Creating breakthrough solutions that enable new, highly flexible clinical workflows and patient lifestyles is rapidly becoming a prerequisite to market success. Achieving this involves higher levels of interoperability complexity and sophistication. Even simple electromechanical devices have evolved to become highly sophisticated connected devices designed to support personalized care for patients, while generating (useful) data.
2. Patient Engagement
Keeping healthy patients healthy and intervening early in the progression of disease are high priorities for improving overall patient health and reducing healthcare costs. Delivering solutions that facilitate proactive patient engagement and care coordination is a key strategy for success.
‘Patient engagement 2.0’ is all about reaching out and meeting patients where they live. Integrating with peoples’ everyday lives is essential to drive the lifestyle changes necessary to move the needle on population health. Just as consumer brands are engaging with people on social media, so too will healthcare providers.
Regardless of where and how clinicians engage with patients, effective engagement will be more interactive and proactive. For example, consider a solution that tracks medication compliance and adherence to treatment regimens and engages the patient to encourage compliance and facilitate clinical intervention, if required—potentially even private messaging the patient via social media. Instead of relying on the patient to inform their provider, the solution identifies clinically relevant data, in near real time and triggers an early response to potential issues.
This next-generation approach to engagement can also improve care coordination and transitions. For example, enabling a clinician to identify the optimum specialist for a patient, based on analysis of relevant metrics for each specialist in the context of the patient’s situation.

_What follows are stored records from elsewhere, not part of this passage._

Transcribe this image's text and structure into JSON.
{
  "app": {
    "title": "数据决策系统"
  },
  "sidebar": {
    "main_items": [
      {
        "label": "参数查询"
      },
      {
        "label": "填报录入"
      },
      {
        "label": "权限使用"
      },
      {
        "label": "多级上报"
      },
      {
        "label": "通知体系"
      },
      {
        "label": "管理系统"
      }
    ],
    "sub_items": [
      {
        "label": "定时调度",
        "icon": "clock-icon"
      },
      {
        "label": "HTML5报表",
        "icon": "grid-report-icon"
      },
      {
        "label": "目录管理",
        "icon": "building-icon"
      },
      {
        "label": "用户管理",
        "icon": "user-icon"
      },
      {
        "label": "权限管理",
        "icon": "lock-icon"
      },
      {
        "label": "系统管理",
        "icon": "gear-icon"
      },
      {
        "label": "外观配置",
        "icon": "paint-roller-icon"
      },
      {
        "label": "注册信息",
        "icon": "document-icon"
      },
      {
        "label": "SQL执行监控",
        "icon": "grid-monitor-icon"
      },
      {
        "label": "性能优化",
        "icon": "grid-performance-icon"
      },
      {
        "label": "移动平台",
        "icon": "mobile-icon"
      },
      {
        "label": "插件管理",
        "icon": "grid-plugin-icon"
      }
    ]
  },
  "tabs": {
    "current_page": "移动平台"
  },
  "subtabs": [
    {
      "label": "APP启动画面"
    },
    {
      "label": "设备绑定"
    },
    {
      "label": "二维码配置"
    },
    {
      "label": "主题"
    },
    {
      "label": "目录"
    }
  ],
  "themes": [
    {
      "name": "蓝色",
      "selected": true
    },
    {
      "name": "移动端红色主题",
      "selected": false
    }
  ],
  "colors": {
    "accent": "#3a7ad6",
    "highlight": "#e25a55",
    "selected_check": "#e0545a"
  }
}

Developing innovative patient engagement solutions involves complex interactions among disparate data sources, systems and networks. Again, specialized expertise can accelerate the journey from “concept” to “solution.”
3. Data Analytics
Healthcare professionals need help identifying actionable data to support more informed decisions, more quickly. Given the sheer volume of patient data today, this necessitates the use of sophisticated analytics to “connect the dots” in this sea of data, delivering actionable information and decision support to help improve patient care and population health management.
In addition to providing value for customers, data analytics may also open the door to new, revenue-generating services and solutions for manufacturers. Analyzing de-identified patient information (while ensuring compliance with HIPAA and other privacy regulations) can provide a wealth of insight. For example, analyzing epidemiology data may point the way to new market opportunities opening up—or existing ones fading. Aggregated patient data could be resold to a variety of interested parties, from clinical researchers studying morbidity patterns to payer organizations hungry for data to help refine their actuarial algorithms. Device usage reporting could be automated and sold as a service, helping customers meet their compliance needs while reducing their workload.
These key drivers—interoperability, patient engagement and data analytics—involve a move toward greater connectivity among systems and data sources, and new communication channels between clinicians and patients. This reality demands that cybersecurity be a core element of any healthcare IT solution, not an afterthought. A comprehensive, systems-thinking approach is required to ensure that security is an integral part of the solution design.